- **Problem requirements**
Images aside, return all the entries exactly.

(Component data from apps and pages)
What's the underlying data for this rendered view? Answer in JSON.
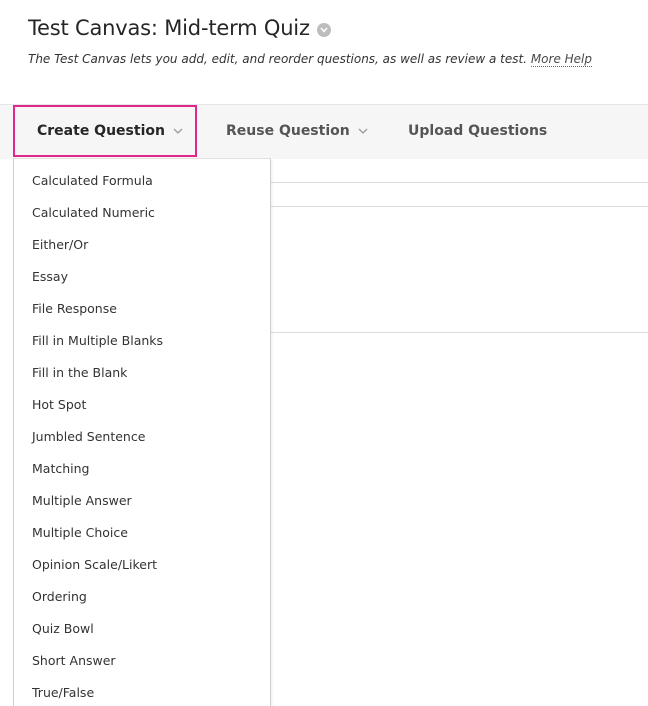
{
  "header": {
    "title": "Test Canvas: Mid-term Quiz",
    "description": "The Test Canvas lets you add, edit, and reorder questions, as well as review a test.",
    "more_help": "More Help"
  },
  "action_bar": {
    "create_question": "Create Question",
    "reuse_question": "Reuse Question",
    "upload_questions": "Upload Questions"
  },
  "dropdown": {
    "items": [
      "Calculated Formula",
      "Calculated Numeric",
      "Either/Or",
      "Essay",
      "File Response",
      "Fill in Multiple Blanks",
      "Fill in the Blank",
      "Hot Spot",
      "Jumbled Sentence",
      "Matching",
      "Multiple Answer",
      "Multiple Choice",
      "Opinion Scale/Likert",
      "Ordering",
      "Quiz Bowl",
      "Short Answer",
      "True/False"
    ]
  },
  "colors": {
    "highlight_border": "#e0288a",
    "action_bar_bg": "#f6f6f6"
  }
}
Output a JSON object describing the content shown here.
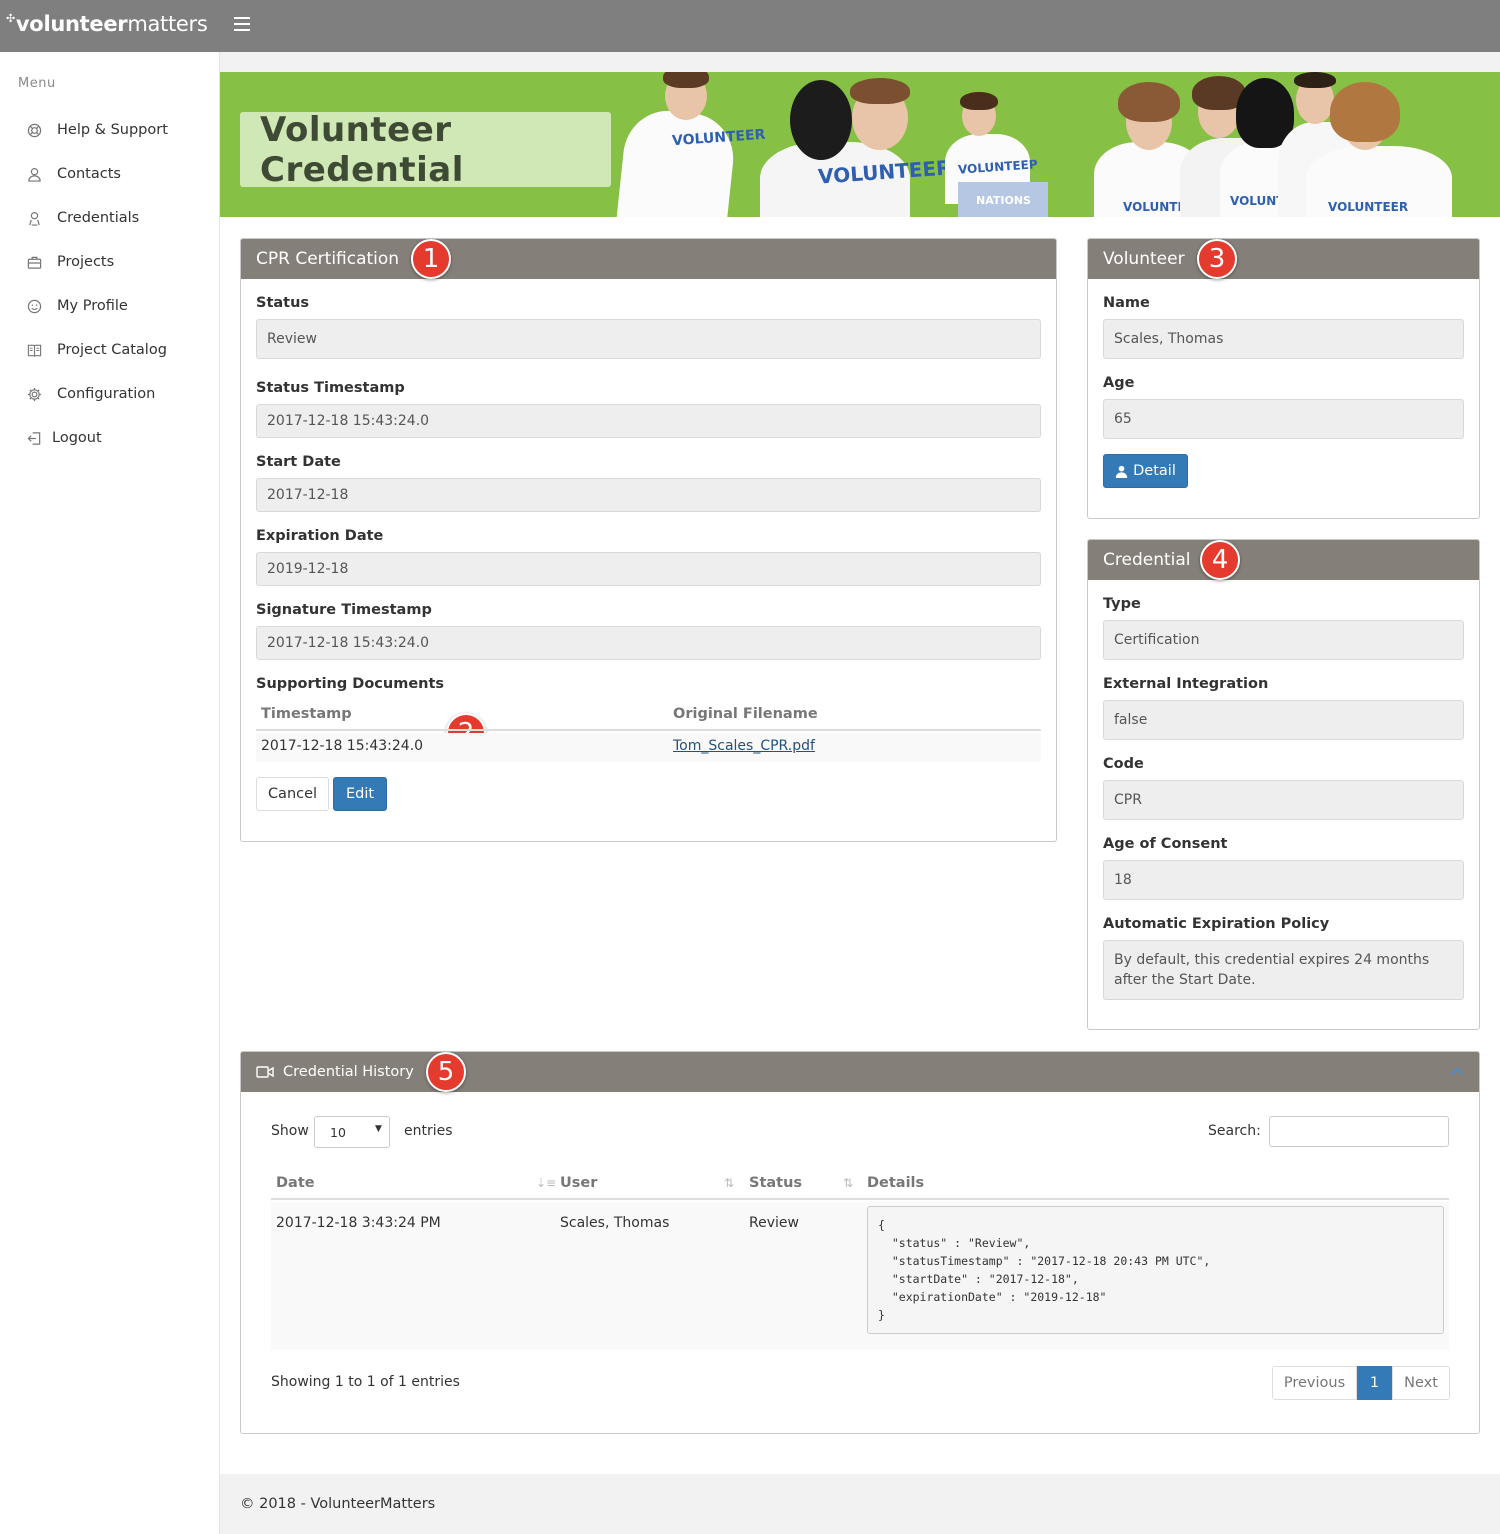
{
  "app": {
    "logo_bold": "volunteer",
    "logo_light": "matters"
  },
  "sidebar": {
    "title": "Menu",
    "items": [
      {
        "label": "Help & Support",
        "icon": "help-icon"
      },
      {
        "label": "Contacts",
        "icon": "contacts-icon"
      },
      {
        "label": "Credentials",
        "icon": "credentials-icon"
      },
      {
        "label": "Projects",
        "icon": "briefcase-icon"
      },
      {
        "label": "My Profile",
        "icon": "smiley-icon"
      },
      {
        "label": "Project Catalog",
        "icon": "catalog-icon"
      },
      {
        "label": "Configuration",
        "icon": "gear-icon"
      },
      {
        "label": "Logout",
        "icon": "logout-icon"
      }
    ]
  },
  "banner": {
    "title": "Volunteer Credential",
    "shirt_text": "VOLUNTEER",
    "shirt_text_alt": "VOLUNTEEP",
    "box_text": "NATIONS"
  },
  "cert_panel": {
    "title": "CPR Certification",
    "badge": "1",
    "fields": [
      {
        "label": "Status",
        "value": "Review"
      },
      {
        "label": "Status Timestamp",
        "value": "2017-12-18 15:43:24.0"
      },
      {
        "label": "Start Date",
        "value": "2017-12-18"
      },
      {
        "label": "Expiration Date",
        "value": "2019-12-18"
      },
      {
        "label": "Signature Timestamp",
        "value": "2017-12-18 15:43:24.0"
      }
    ],
    "docs": {
      "label": "Supporting Documents",
      "badge": "2",
      "col_timestamp": "Timestamp",
      "col_filename": "Original Filename",
      "rows": [
        {
          "timestamp": "2017-12-18 15:43:24.0",
          "filename": "Tom_Scales_CPR.pdf"
        }
      ]
    },
    "cancel_label": "Cancel",
    "edit_label": "Edit"
  },
  "volunteer_panel": {
    "title": "Volunteer",
    "badge": "3",
    "name_label": "Name",
    "name_value": "Scales, Thomas",
    "age_label": "Age",
    "age_value": "65",
    "detail_label": "Detail"
  },
  "credential_panel": {
    "title": "Credential",
    "badge": "4",
    "fields": [
      {
        "label": "Type",
        "value": "Certification"
      },
      {
        "label": "External Integration",
        "value": "false"
      },
      {
        "label": "Code",
        "value": "CPR"
      },
      {
        "label": "Age of Consent",
        "value": "18"
      }
    ],
    "policy_label": "Automatic Expiration Policy",
    "policy_value": "By default, this credential expires 24 months after the Start Date."
  },
  "history_panel": {
    "title": "Credential History",
    "badge": "5",
    "show_label": "Show",
    "entries_value": "10",
    "entries_label": "entries",
    "search_label": "Search:",
    "search_value": "",
    "columns": [
      "Date",
      "User",
      "Status",
      "Details"
    ],
    "rows": [
      {
        "date": "2017-12-18 3:43:24 PM",
        "user": "Scales, Thomas",
        "status": "Review",
        "details": "{\n  \"status\" : \"Review\",\n  \"statusTimestamp\" : \"2017-12-18 20:43 PM UTC\",\n  \"startDate\" : \"2017-12-18\",\n  \"expirationDate\" : \"2019-12-18\"\n}"
      }
    ],
    "info": "Showing 1 to 1 of 1 entries",
    "prev_label": "Previous",
    "page_label": "1",
    "next_label": "Next"
  },
  "footer": {
    "text": "© 2018 - VolunteerMatters"
  }
}
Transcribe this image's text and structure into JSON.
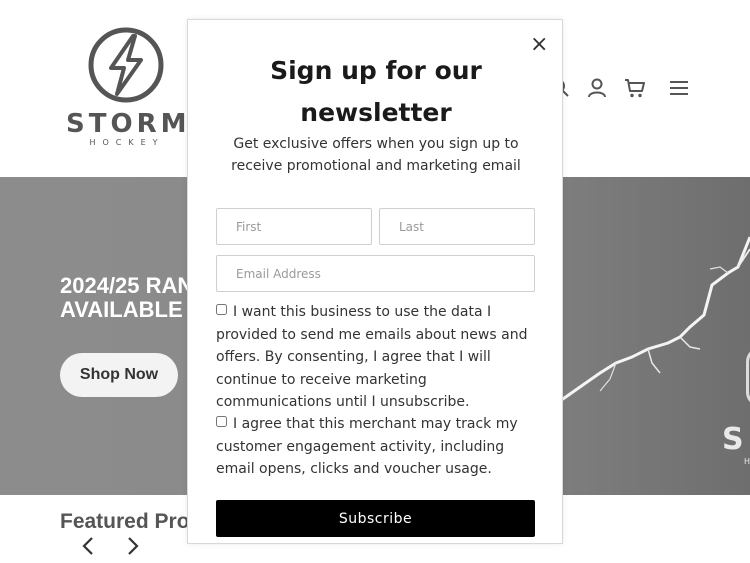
{
  "brand": {
    "name": "STORM",
    "tagline": "HOCKEY"
  },
  "header": {
    "icons": [
      "search-icon",
      "account-icon",
      "cart-icon",
      "menu-icon"
    ]
  },
  "hero": {
    "title": "2024/25 RAN\nAVAILABLE N",
    "cta_label": "Shop Now",
    "logo_letter": "S",
    "logo_sub": "H"
  },
  "featured": {
    "title": "Featured Pro",
    "prev_icon": "chevron-left-icon",
    "next_icon": "chevron-right-icon"
  },
  "modal": {
    "close_label": "×",
    "title": "Sign up for our newsletter",
    "subtitle": "Get exclusive offers when you sign up to receive promotional and marketing email",
    "first_placeholder": "First",
    "last_placeholder": "Last",
    "email_placeholder": "Email Address",
    "consent_data": "I want this business to use the data I provided to send me emails about news and offers. By consenting, I agree that I will continue to receive marketing communications until I unsubscribe.",
    "consent_tracking": "I agree that this merchant may track my customer engagement activity, including email opens, clicks and voucher usage.",
    "subscribe_label": "Subscribe"
  },
  "colors": {
    "hero_gray": "#8a8a8a",
    "subscribe_bg": "#000000",
    "brand_gray": "#555555"
  }
}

- **Written response**
What's the underlying data for this rendered view? Answer in JSON.
{
  "header": {
    "title": "Test Canvas: Mid-term Quiz",
    "description": "The Test Canvas lets you add, edit, and reorder questions, as well as review a test.",
    "more_help": "More Help"
  },
  "action_bar": {
    "create_question": "Create Question",
    "reuse_question": "Reuse Question",
    "upload_questions": "Upload Questions"
  },
  "dropdown": {
    "items": [
      "Calculated Formula",
      "Calculated Numeric",
      "Either/Or",
      "Essay",
      "File Response",
      "Fill in Multiple Blanks",
      "Fill in the Blank",
      "Hot Spot",
      "Jumbled Sentence",
      "Matching",
      "Multiple Answer",
      "Multiple Choice",
      "Opinion Scale/Likert",
      "Ordering",
      "Quiz Bowl",
      "Short Answer",
      "True/False"
    ]
  },
  "colors": {
    "highlight_border": "#e0288a",
    "action_bar_bg": "#f6f6f6"
  }
}
Output a JSON object describing the content shown here.
{
  "app": {
    "logo_bold": "volunteer",
    "logo_light": "matters"
  },
  "sidebar": {
    "title": "Menu",
    "items": [
      {
        "label": "Help & Support",
        "icon": "help-icon"
      },
      {
        "label": "Contacts",
        "icon": "contacts-icon"
      },
      {
        "label": "Credentials",
        "icon": "credentials-icon"
      },
      {
        "label": "Projects",
        "icon": "briefcase-icon"
      },
      {
        "label": "My Profile",
        "icon": "smiley-icon"
      },
      {
        "label": "Project Catalog",
        "icon": "catalog-icon"
      },
      {
        "label": "Configuration",
        "icon": "gear-icon"
      },
      {
        "label": "Logout",
        "icon": "logout-icon"
      }
    ]
  },
  "banner": {
    "title": "Volunteer Credential",
    "shirt_text": "VOLUNTEER",
    "shirt_text_alt": "VOLUNTEEP",
    "box_text": "NATIONS"
  },
  "cert_panel": {
    "title": "CPR Certification",
    "badge": "1",
    "fields": [
      {
        "label": "Status",
        "value": "Review"
      },
      {
        "label": "Status Timestamp",
        "value": "2017-12-18 15:43:24.0"
      },
      {
        "label": "Start Date",
        "value": "2017-12-18"
      },
      {
        "label": "Expiration Date",
        "value": "2019-12-18"
      },
      {
        "label": "Signature Timestamp",
        "value": "2017-12-18 15:43:24.0"
      }
    ],
    "docs": {
      "label": "Supporting Documents",
      "badge": "2",
      "col_timestamp": "Timestamp",
      "col_filename": "Original Filename",
      "rows": [
        {
          "timestamp": "2017-12-18 15:43:24.0",
          "filename": "Tom_Scales_CPR.pdf"
        }
      ]
    },
    "cancel_label": "Cancel",
    "edit_label": "Edit"
  },
  "volunteer_panel": {
    "title": "Volunteer",
    "badge": "3",
    "name_label": "Name",
    "name_value": "Scales, Thomas",
    "age_label": "Age",
    "age_value": "65",
    "detail_label": "Detail"
  },
  "credential_panel": {
    "title": "Credential",
    "badge": "4",
    "fields": [
      {
        "label": "Type",
        "value": "Certification"
      },
      {
        "label": "External Integration",
        "value": "false"
      },
      {
        "label": "Code",
        "value": "CPR"
      },
      {
        "label": "Age of Consent",
        "value": "18"
      }
    ],
    "policy_label": "Automatic Expiration Policy",
    "policy_value": "By default, this credential expires 24 months after the Start Date."
  },
  "history_panel": {
    "title": "Credential History",
    "badge": "5",
    "show_label": "Show",
    "entries_value": "10",
    "entries_label": "entries",
    "search_label": "Search:",
    "search_value": "",
    "columns": [
      "Date",
      "User",
      "Status",
      "Details"
    ],
    "rows": [
      {
        "date": "2017-12-18 3:43:24 PM",
        "user": "Scales, Thomas",
        "status": "Review",
        "details": "{\n  \"status\" : \"Review\",\n  \"statusTimestamp\" : \"2017-12-18 20:43 PM UTC\",\n  \"startDate\" : \"2017-12-18\",\n  \"expirationDate\" : \"2019-12-18\"\n}"
      }
    ],
    "info": "Showing 1 to 1 of 1 entries",
    "prev_label": "Previous",
    "page_label": "1",
    "next_label": "Next"
  },
  "footer": {
    "text": "© 2018 - VolunteerMatters"
  }
}
Transcribe this image's text and structure into JSON.
{
  "brand": {
    "name": "STORM",
    "tagline": "HOCKEY"
  },
  "header": {
    "icons": [
      "search-icon",
      "account-icon",
      "cart-icon",
      "menu-icon"
    ]
  },
  "hero": {
    "title": "2024/25 RAN\nAVAILABLE N",
    "cta_label": "Shop Now",
    "logo_letter": "S",
    "logo_sub": "H"
  },
  "featured": {
    "title": "Featured Pro",
    "prev_icon": "chevron-left-icon",
    "next_icon": "chevron-right-icon"
  },
  "modal": {
    "close_label": "×",
    "title": "Sign up for our newsletter",
    "subtitle": "Get exclusive offers when you sign up to receive promotional and marketing email",
    "first_placeholder": "First",
    "last_placeholder": "Last",
    "email_placeholder": "Email Address",
    "consent_data": "I want this business to use the data I provided to send me emails about news and offers. By consenting, I agree that I will continue to receive marketing communications until I unsubscribe.",
    "consent_tracking": "I agree that this merchant may track my customer engagement activity, including email opens, clicks and voucher usage.",
    "subscribe_label": "Subscribe"
  },
  "colors": {
    "hero_gray": "#8a8a8a",
    "subscribe_bg": "#000000",
    "brand_gray": "#555555"
  }
}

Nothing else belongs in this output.